Do you grind your teeth? The medical community calls excessive jaw clenching or teeth grinding “bruxism.” Here we’ll look at the relationship between bruxism and TMJ Disorder (also known as temporomandibular joint disorder).
Many people grind their teeth when they are frustrated. Unfortunately, if you grind your teeth constantly, it could wear down your tooth enamel or cause jaw problems. Doctors believe that bruxism may afflict anywhere from 8% to 31% of the population.
Experts have divided bruxism into two categories: 1. Sleeping or 2. Awake. Each instance can be caused by stress, genetics, or Parkinson’s disease. Here are some of the most common symptoms of bruxism:
- Ear Aches
- Tooth Wear
- Crenated Tongue
- Hypersensitive Teeth
- Aching Jaw Muscles
- TMJ Disorder
Tooth wear (also known as attrition) can remove the protective enamel on your teeth, revealing the softer dentin layer below. Eventually, the tooth could fracture due to bruxism.
Sleep studies have shown that 86% of sleep bruxism is during sleep arousal, which is a sudden change in the sleep stage depth. Increased heart rates, respiratory rates, and leg spasms might be associated with nocturnal teeth grinding. The central nervous system may be using dreams to deal with stress that took place during the day.
On the other hand, awake bruxism is associated with other conscious stress relieving habits, such as nail biting. Individuals might feel high levels of anxiety and unconsciously clench their jaws. This is normal at different times; it is only a problem when it becomes commonplace.

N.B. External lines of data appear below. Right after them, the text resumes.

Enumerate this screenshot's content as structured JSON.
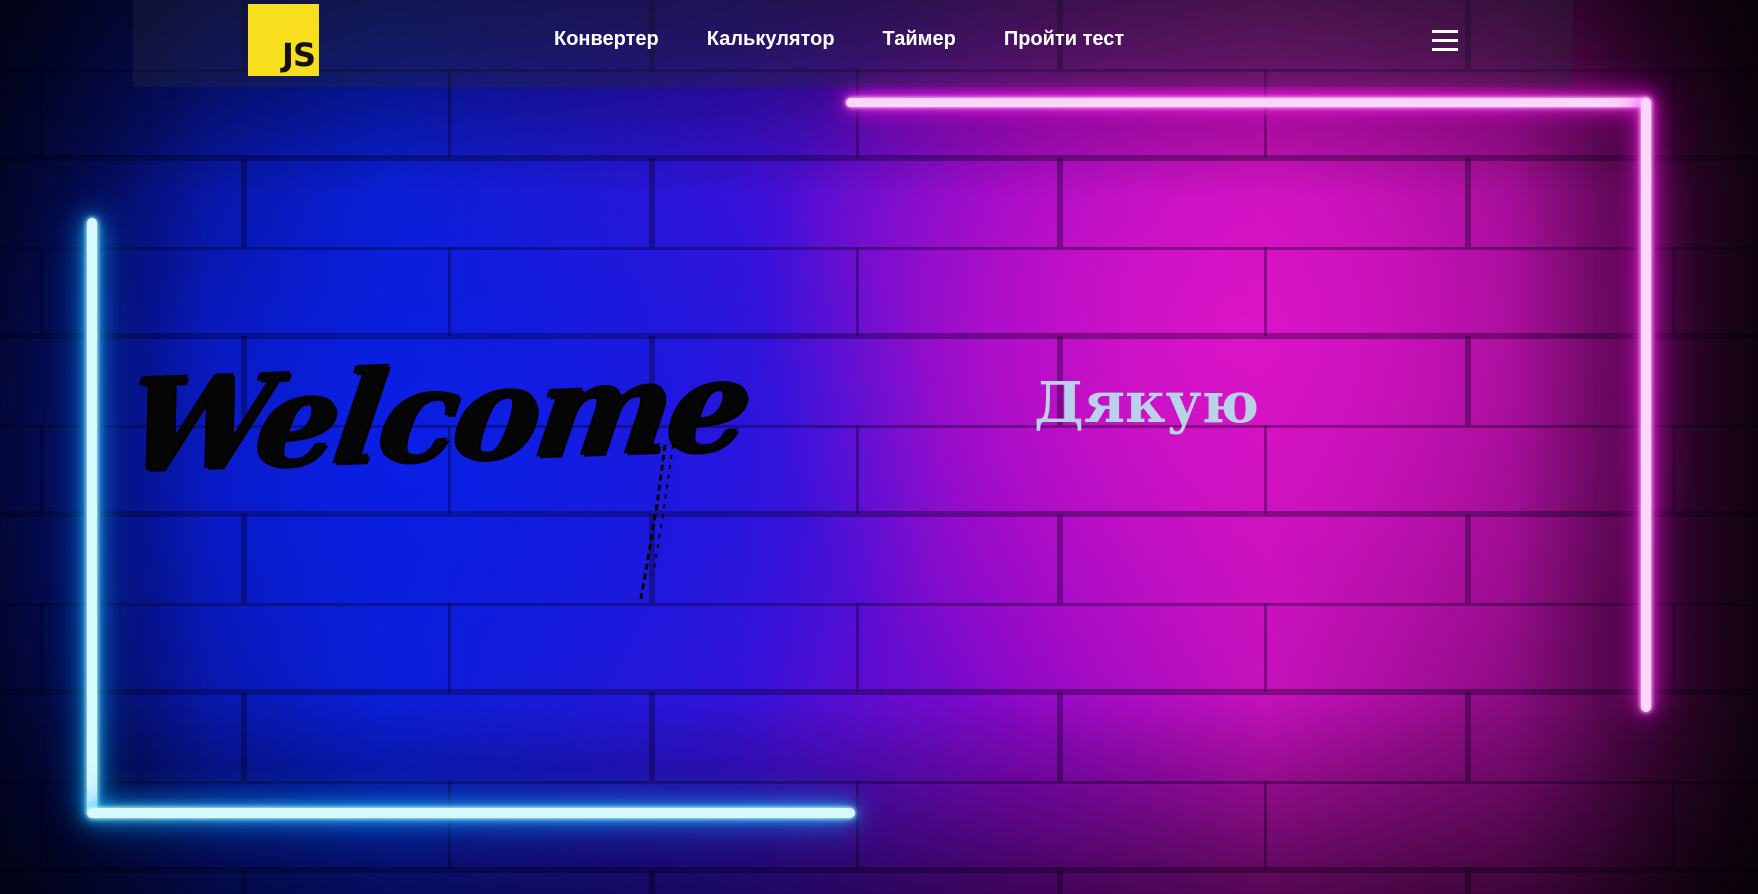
{
  "header": {
    "logo_text": "JS",
    "logo_color": "#f7df1e",
    "nav": [
      {
        "label": "Конвертер"
      },
      {
        "label": "Калькулятор"
      },
      {
        "label": "Таймер"
      },
      {
        "label": "Пройти тест"
      }
    ],
    "menu_icon": "hamburger-menu-icon"
  },
  "hero": {
    "welcome_text": "Welcome",
    "thanks_text": "Дякую",
    "neon_colors": {
      "pink": "#ff1ee8",
      "blue": "#1ab8ff"
    }
  }
}
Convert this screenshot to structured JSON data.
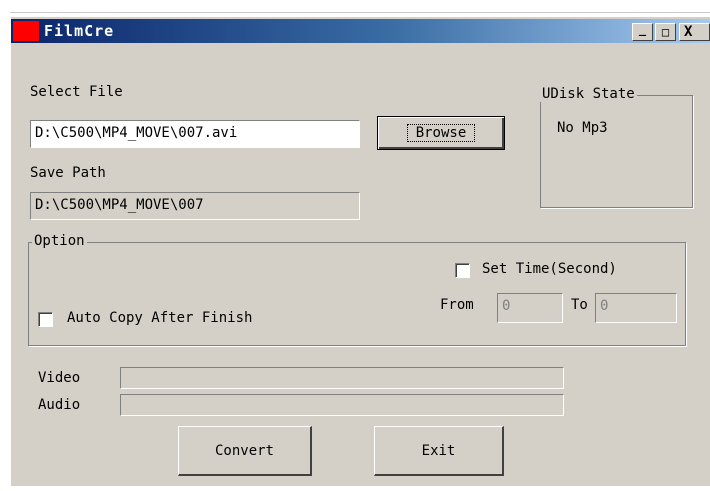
{
  "window": {
    "title": "FilmCre",
    "minimize_glyph": "_",
    "maximize_glyph": "□",
    "close_glyph": "X"
  },
  "select_file": {
    "label": "Select File",
    "value": "D:\\C500\\MP4_MOVE\\007.avi",
    "browse_label": "Browse"
  },
  "save_path": {
    "label": "Save Path",
    "value": "D:\\C500\\MP4_MOVE\\007"
  },
  "udisk": {
    "title": "UDisk State",
    "status": "No Mp3"
  },
  "option": {
    "title": "Option",
    "set_time_label": "Set Time(Second)",
    "set_time_checked": false,
    "from_label": "From",
    "from_value": "0",
    "to_label": "To",
    "to_value": "0",
    "auto_copy_label": "Auto Copy After Finish",
    "auto_copy_checked": false
  },
  "progress": {
    "video_label": "Video",
    "video_fraction": 0,
    "audio_label": "Audio",
    "audio_fraction": 0
  },
  "buttons": {
    "convert": "Convert",
    "exit": "Exit"
  }
}
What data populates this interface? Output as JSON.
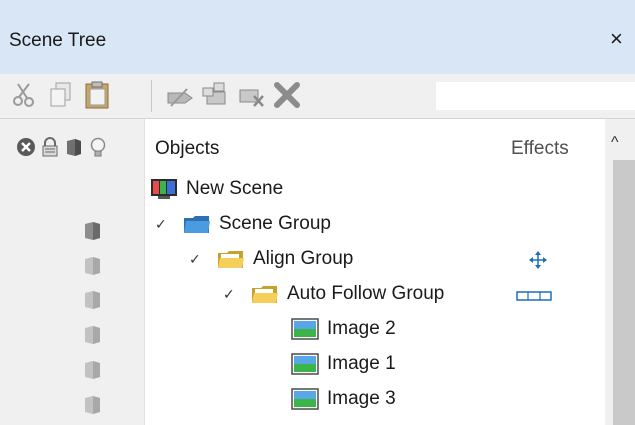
{
  "window": {
    "title": "Scene Tree",
    "close_glyph": "×"
  },
  "toolbar": {
    "buttons": [
      {
        "name": "cut-icon"
      },
      {
        "name": "copy-icon"
      },
      {
        "name": "paste-icon"
      },
      {
        "name": "rename-icon"
      },
      {
        "name": "group-icon"
      },
      {
        "name": "ungroup-icon"
      },
      {
        "name": "delete-icon"
      }
    ],
    "search_value": ""
  },
  "columns": {
    "objects": "Objects",
    "effects": "Effects",
    "header_icons": [
      "disable-icon",
      "lock-icon",
      "visibility-icon",
      "light-icon"
    ]
  },
  "scroll_up_glyph": "^",
  "tree": [
    {
      "label": "New Scene",
      "icon": "scene-icon",
      "expanded": null,
      "depth": 0,
      "effect": null
    },
    {
      "label": "Scene Group",
      "icon": "blue-folder-icon",
      "expanded": true,
      "depth": 0,
      "effect": null
    },
    {
      "label": "Align Group",
      "icon": "yellow-folder-icon",
      "expanded": true,
      "depth": 1,
      "effect": "move-arrows-icon"
    },
    {
      "label": "Auto Follow Group",
      "icon": "yellow-folder-icon",
      "expanded": true,
      "depth": 2,
      "effect": "rectangle-outline-icon"
    },
    {
      "label": "Image 2",
      "icon": "image-icon",
      "expanded": null,
      "depth": 3,
      "effect": null
    },
    {
      "label": "Image 1",
      "icon": "image-icon",
      "expanded": null,
      "depth": 3,
      "effect": null
    },
    {
      "label": "Image 3",
      "icon": "image-icon",
      "expanded": null,
      "depth": 3,
      "effect": null
    }
  ],
  "colors": {
    "titlebar": "#d8e6f5",
    "blue_folder": "#4a8fd1",
    "yellow_folder": "#f2c94c",
    "accent_blue": "#1d6fb8"
  }
}
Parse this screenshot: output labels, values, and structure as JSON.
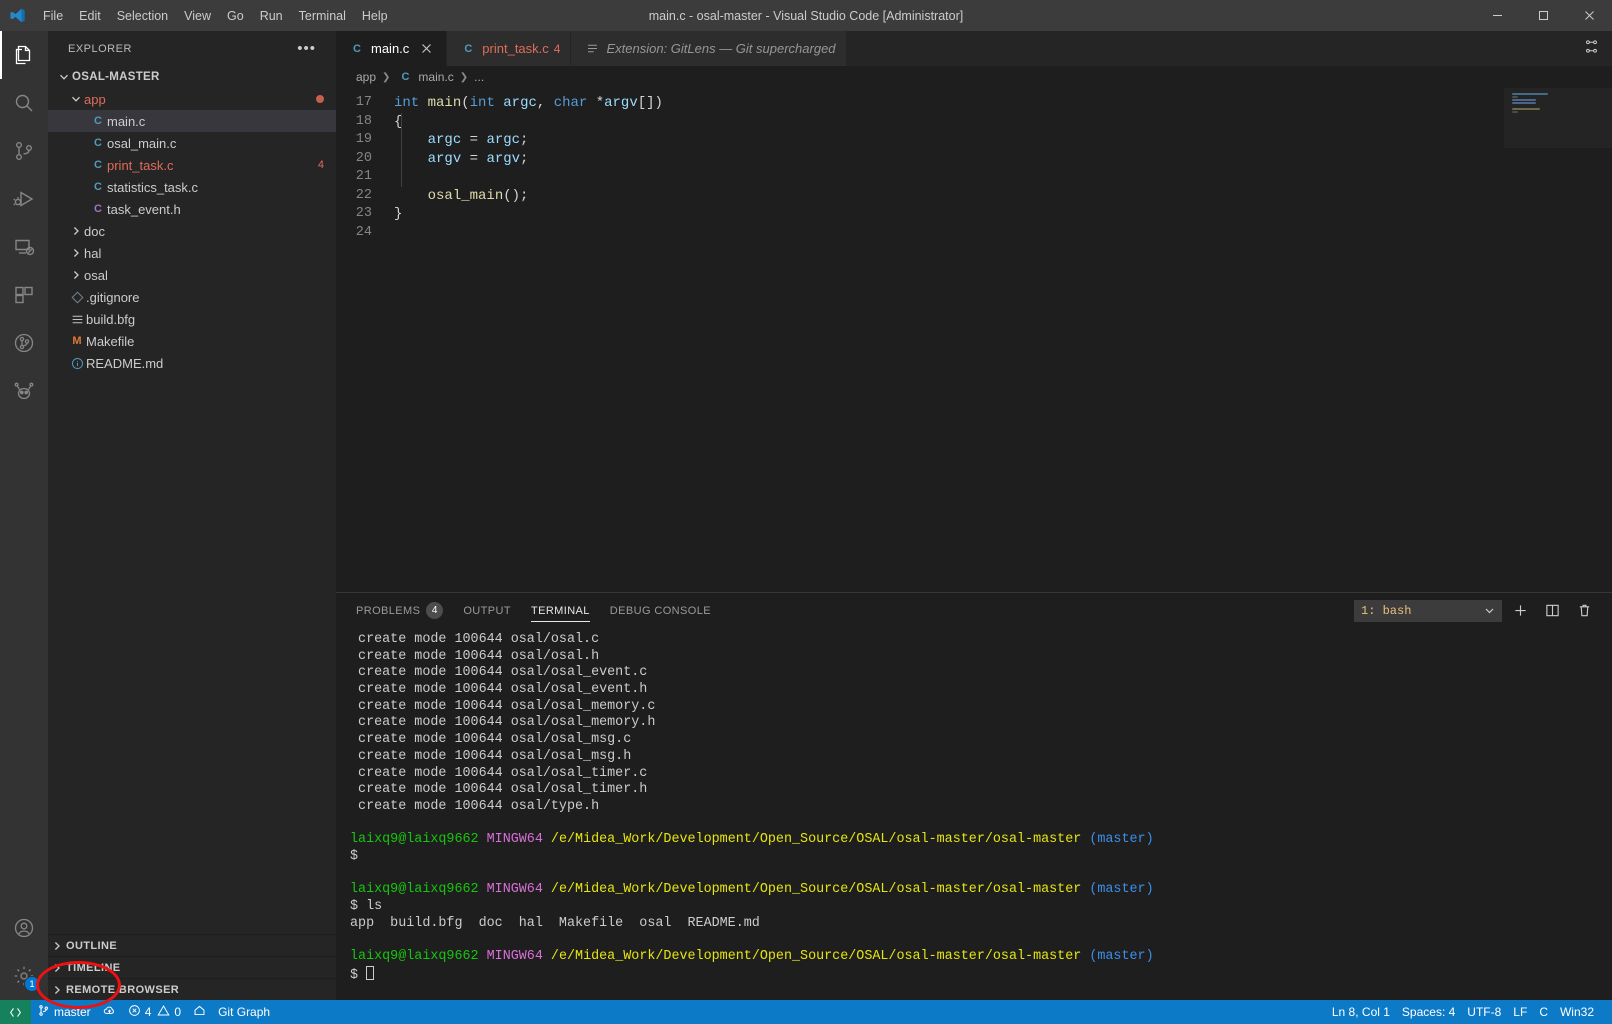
{
  "titlebar": {
    "title": "main.c - osal-master - Visual Studio Code [Administrator]",
    "logo_icon": "vscode-logo-icon",
    "menus": [
      "File",
      "Edit",
      "Selection",
      "View",
      "Go",
      "Run",
      "Terminal",
      "Help"
    ],
    "window_controls": [
      "minimize-icon",
      "maximize-icon",
      "close-icon"
    ]
  },
  "activitybar": {
    "items": [
      {
        "name": "explorer",
        "icon": "files-icon",
        "active": true,
        "badge": null
      },
      {
        "name": "search",
        "icon": "search-icon",
        "active": false,
        "badge": null
      },
      {
        "name": "source-control",
        "icon": "source-control-icon",
        "active": false,
        "badge": null
      },
      {
        "name": "run-and-debug",
        "icon": "run-debug-icon",
        "active": false,
        "badge": null
      },
      {
        "name": "remote-explorer",
        "icon": "remote-explorer-icon",
        "active": false,
        "badge": null
      },
      {
        "name": "extensions",
        "icon": "extensions-icon",
        "active": false,
        "badge": null
      },
      {
        "name": "gitlens",
        "icon": "gitlens-icon",
        "active": false,
        "badge": null
      },
      {
        "name": "testing",
        "icon": "beaker-bug-icon",
        "active": false,
        "badge": null
      }
    ],
    "bottom_items": [
      {
        "name": "accounts",
        "icon": "account-icon",
        "badge": null
      },
      {
        "name": "manage-settings",
        "icon": "gear-icon",
        "badge": "1"
      }
    ]
  },
  "sidebar": {
    "title": "EXPLORER",
    "more_actions_icon": "ellipsis-icon",
    "root": {
      "label": "OSAL-MASTER",
      "expanded": true
    },
    "tree": [
      {
        "label": "app",
        "type": "folder",
        "expanded": true,
        "depth": 1,
        "color": "#e06c5a",
        "dirty": true
      },
      {
        "label": "main.c",
        "type": "c",
        "depth": 2,
        "selected": true
      },
      {
        "label": "osal_main.c",
        "type": "c",
        "depth": 2
      },
      {
        "label": "print_task.c",
        "type": "c",
        "depth": 2,
        "color": "#e06c5a",
        "badge": "4"
      },
      {
        "label": "statistics_task.c",
        "type": "c",
        "depth": 2
      },
      {
        "label": "task_event.h",
        "type": "h",
        "depth": 2
      },
      {
        "label": "doc",
        "type": "folder",
        "expanded": false,
        "depth": 1
      },
      {
        "label": "hal",
        "type": "folder",
        "expanded": false,
        "depth": 1
      },
      {
        "label": "osal",
        "type": "folder",
        "expanded": false,
        "depth": 1
      },
      {
        "label": ".gitignore",
        "type": "git",
        "depth": 1
      },
      {
        "label": "build.bfg",
        "type": "settings",
        "depth": 1
      },
      {
        "label": "Makefile",
        "type": "makefile",
        "depth": 1
      },
      {
        "label": "README.md",
        "type": "info",
        "depth": 1
      }
    ],
    "sections": [
      {
        "label": "OUTLINE",
        "expanded": false
      },
      {
        "label": "TIMELINE",
        "expanded": false
      },
      {
        "label": "REMOTE BROWSER",
        "expanded": false
      }
    ]
  },
  "editor": {
    "tabs": [
      {
        "label": "main.c",
        "icon": "c-file-icon",
        "active": true,
        "badge": null,
        "closable": true,
        "italic": false
      },
      {
        "label": "print_task.c",
        "icon": "c-file-icon",
        "active": false,
        "badge": "4",
        "closable": false,
        "italic": false,
        "color": "#e06c5a"
      },
      {
        "label": "Extension: GitLens — Git supercharged",
        "icon": "extension-icon",
        "active": false,
        "badge": null,
        "closable": false,
        "italic": true
      }
    ],
    "tabbar_action_icon": "split-editor-icon",
    "breadcrumbs": [
      "app",
      "main.c",
      "..."
    ],
    "line_start": 17,
    "lines": [
      {
        "num": 17,
        "tokens": [
          {
            "t": "int",
            "c": "#569cd6"
          },
          {
            "t": " ",
            "c": "#d4d4d4"
          },
          {
            "t": "main",
            "c": "#dcdcaa"
          },
          {
            "t": "(",
            "c": "#d4d4d4"
          },
          {
            "t": "int",
            "c": "#569cd6"
          },
          {
            "t": " ",
            "c": "#d4d4d4"
          },
          {
            "t": "argc",
            "c": "#9cdcfe"
          },
          {
            "t": ", ",
            "c": "#d4d4d4"
          },
          {
            "t": "char",
            "c": "#569cd6"
          },
          {
            "t": " *",
            "c": "#d4d4d4"
          },
          {
            "t": "argv",
            "c": "#9cdcfe"
          },
          {
            "t": "[])",
            "c": "#d4d4d4"
          }
        ]
      },
      {
        "num": 18,
        "tokens": [
          {
            "t": "{",
            "c": "#d4d4d4"
          }
        ]
      },
      {
        "num": 19,
        "tokens": [
          {
            "t": "    ",
            "c": "#d4d4d4"
          },
          {
            "t": "argc",
            "c": "#9cdcfe"
          },
          {
            "t": " = ",
            "c": "#d4d4d4"
          },
          {
            "t": "argc",
            "c": "#9cdcfe"
          },
          {
            "t": ";",
            "c": "#d4d4d4"
          }
        ]
      },
      {
        "num": 20,
        "tokens": [
          {
            "t": "    ",
            "c": "#d4d4d4"
          },
          {
            "t": "argv",
            "c": "#9cdcfe"
          },
          {
            "t": " = ",
            "c": "#d4d4d4"
          },
          {
            "t": "argv",
            "c": "#9cdcfe"
          },
          {
            "t": ";",
            "c": "#d4d4d4"
          }
        ]
      },
      {
        "num": 21,
        "tokens": []
      },
      {
        "num": 22,
        "tokens": [
          {
            "t": "    ",
            "c": "#d4d4d4"
          },
          {
            "t": "osal_main",
            "c": "#dcdcaa"
          },
          {
            "t": "();",
            "c": "#d4d4d4"
          }
        ]
      },
      {
        "num": 23,
        "tokens": [
          {
            "t": "}",
            "c": "#d4d4d4"
          }
        ]
      },
      {
        "num": 24,
        "tokens": []
      }
    ]
  },
  "panel": {
    "tabs": [
      {
        "label": "PROBLEMS",
        "count": "4",
        "active": false
      },
      {
        "label": "OUTPUT",
        "count": null,
        "active": false
      },
      {
        "label": "TERMINAL",
        "count": null,
        "active": true
      },
      {
        "label": "DEBUG CONSOLE",
        "count": null,
        "active": false
      }
    ],
    "terminal_selector": {
      "value": "1: bash",
      "caret_icon": "chevron-down-icon"
    },
    "actions": [
      {
        "name": "new-terminal",
        "icon": "plus-icon"
      },
      {
        "name": "split-terminal",
        "icon": "split-icon"
      },
      {
        "name": "kill-terminal",
        "icon": "trash-icon"
      }
    ],
    "terminal_lines": [
      [
        {
          "t": " create mode 100644 osal/osal.c",
          "c": "white"
        }
      ],
      [
        {
          "t": " create mode 100644 osal/osal.h",
          "c": "white"
        }
      ],
      [
        {
          "t": " create mode 100644 osal/osal_event.c",
          "c": "white"
        }
      ],
      [
        {
          "t": " create mode 100644 osal/osal_event.h",
          "c": "white"
        }
      ],
      [
        {
          "t": " create mode 100644 osal/osal_memory.c",
          "c": "white"
        }
      ],
      [
        {
          "t": " create mode 100644 osal/osal_memory.h",
          "c": "white"
        }
      ],
      [
        {
          "t": " create mode 100644 osal/osal_msg.c",
          "c": "white"
        }
      ],
      [
        {
          "t": " create mode 100644 osal/osal_msg.h",
          "c": "white"
        }
      ],
      [
        {
          "t": " create mode 100644 osal/osal_timer.c",
          "c": "white"
        }
      ],
      [
        {
          "t": " create mode 100644 osal/osal_timer.h",
          "c": "white"
        }
      ],
      [
        {
          "t": " create mode 100644 osal/type.h",
          "c": "white"
        }
      ],
      [],
      [
        {
          "t": "laixq9@laixq9662",
          "c": "user"
        },
        {
          "t": " ",
          "c": "white"
        },
        {
          "t": "MINGW64",
          "c": "host"
        },
        {
          "t": " ",
          "c": "white"
        },
        {
          "t": "/e/Midea_Work/Development/Open_Source/OSAL/osal-master/osal-master",
          "c": "path"
        },
        {
          "t": " ",
          "c": "white"
        },
        {
          "t": "(master)",
          "c": "branch"
        }
      ],
      [
        {
          "t": "$ ",
          "c": "white"
        }
      ],
      [],
      [
        {
          "t": "laixq9@laixq9662",
          "c": "user"
        },
        {
          "t": " ",
          "c": "white"
        },
        {
          "t": "MINGW64",
          "c": "host"
        },
        {
          "t": " ",
          "c": "white"
        },
        {
          "t": "/e/Midea_Work/Development/Open_Source/OSAL/osal-master/osal-master",
          "c": "path"
        },
        {
          "t": " ",
          "c": "white"
        },
        {
          "t": "(master)",
          "c": "branch"
        }
      ],
      [
        {
          "t": "$ ls",
          "c": "white"
        }
      ],
      [
        {
          "t": "app  build.bfg  doc  hal  Makefile  osal  README.md",
          "c": "white"
        }
      ],
      [],
      [
        {
          "t": "laixq9@laixq9662",
          "c": "user"
        },
        {
          "t": " ",
          "c": "white"
        },
        {
          "t": "MINGW64",
          "c": "host"
        },
        {
          "t": " ",
          "c": "white"
        },
        {
          "t": "/e/Midea_Work/Development/Open_Source/OSAL/osal-master/osal-master",
          "c": "path"
        },
        {
          "t": " ",
          "c": "white"
        },
        {
          "t": "(master)",
          "c": "branch"
        }
      ],
      [
        {
          "t": "$ ",
          "c": "white"
        },
        {
          "t": "CURSOR",
          "c": "cursor"
        }
      ]
    ]
  },
  "statusbar": {
    "remote": {
      "icon": "remote-indicator-icon",
      "label": ""
    },
    "left_items": [
      {
        "name": "branch",
        "icon": "git-branch-icon",
        "label": "master",
        "highlighted": true
      },
      {
        "name": "sync",
        "icon": "cloud-sync-icon",
        "label": ""
      },
      {
        "name": "problems",
        "icon": "error-warning-icon",
        "label": "4 ⚠ 0",
        "error_count": "4",
        "warning_count": "0"
      },
      {
        "name": "home",
        "icon": "home-icon",
        "label": ""
      },
      {
        "name": "git-graph",
        "icon": null,
        "label": "Git Graph"
      }
    ],
    "right_items": [
      {
        "name": "cursor-position",
        "label": "Ln 8, Col 1"
      },
      {
        "name": "indentation",
        "label": "Spaces: 4"
      },
      {
        "name": "encoding",
        "label": "UTF-8"
      },
      {
        "name": "eol",
        "label": "LF"
      },
      {
        "name": "language-mode",
        "label": "C"
      },
      {
        "name": "platform",
        "label": "Win32"
      }
    ],
    "accent_color": "#0d7ac7",
    "remote_color": "#16825d"
  },
  "annotation": {
    "shape": "ellipse",
    "color": "#ee1111",
    "target": "status-bar-branch-master"
  }
}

Scientists predict that during a normal day, your teeth are only in contact with one another for about 20 minutes per day, normally while chewing food. Therefore, sleep or awake bruxism could cause heightened pressure, force, and damage to not only your teeth, but the muscles and joints that open and close your jaw. Frequent tooth grinding can damage the temporomandibular joint.
You have a right and left temporomandibular joint, which operate like sliding hinges to open and close your mouth. Severe bruxism could lead to a misaligned bite due to repositioned temporomandibular joints. This jaw misalignment could cause headaches, jaw tenderness. and difficulties opening or closing your mouth.
Ways to Treat Teeth Grinding
Fortunately, dentists have developed a number of treatments for those who may suffer from bruxism or the TMJ Disorder. The most common treatment is to use a night guard while you sleep. A dentist will use molds to create a customized mouth guard to fit your exact teeth structure. This guard helps prevent wear and tear to your teeth, muscles, and joints.
Or, your dentist might provide you with a bite splint. This splint will keep your teeth properly aligned. Also, it can help alleviate pain and damage to your teeth and jaw.
Irregular teeth clenching might be a temporary nuisance. It often only become serious if it becomes commonplace. Talk with a dental professional if you are worried about teeth grinding, jaw clenching, bruxism, or TMJ Disorder.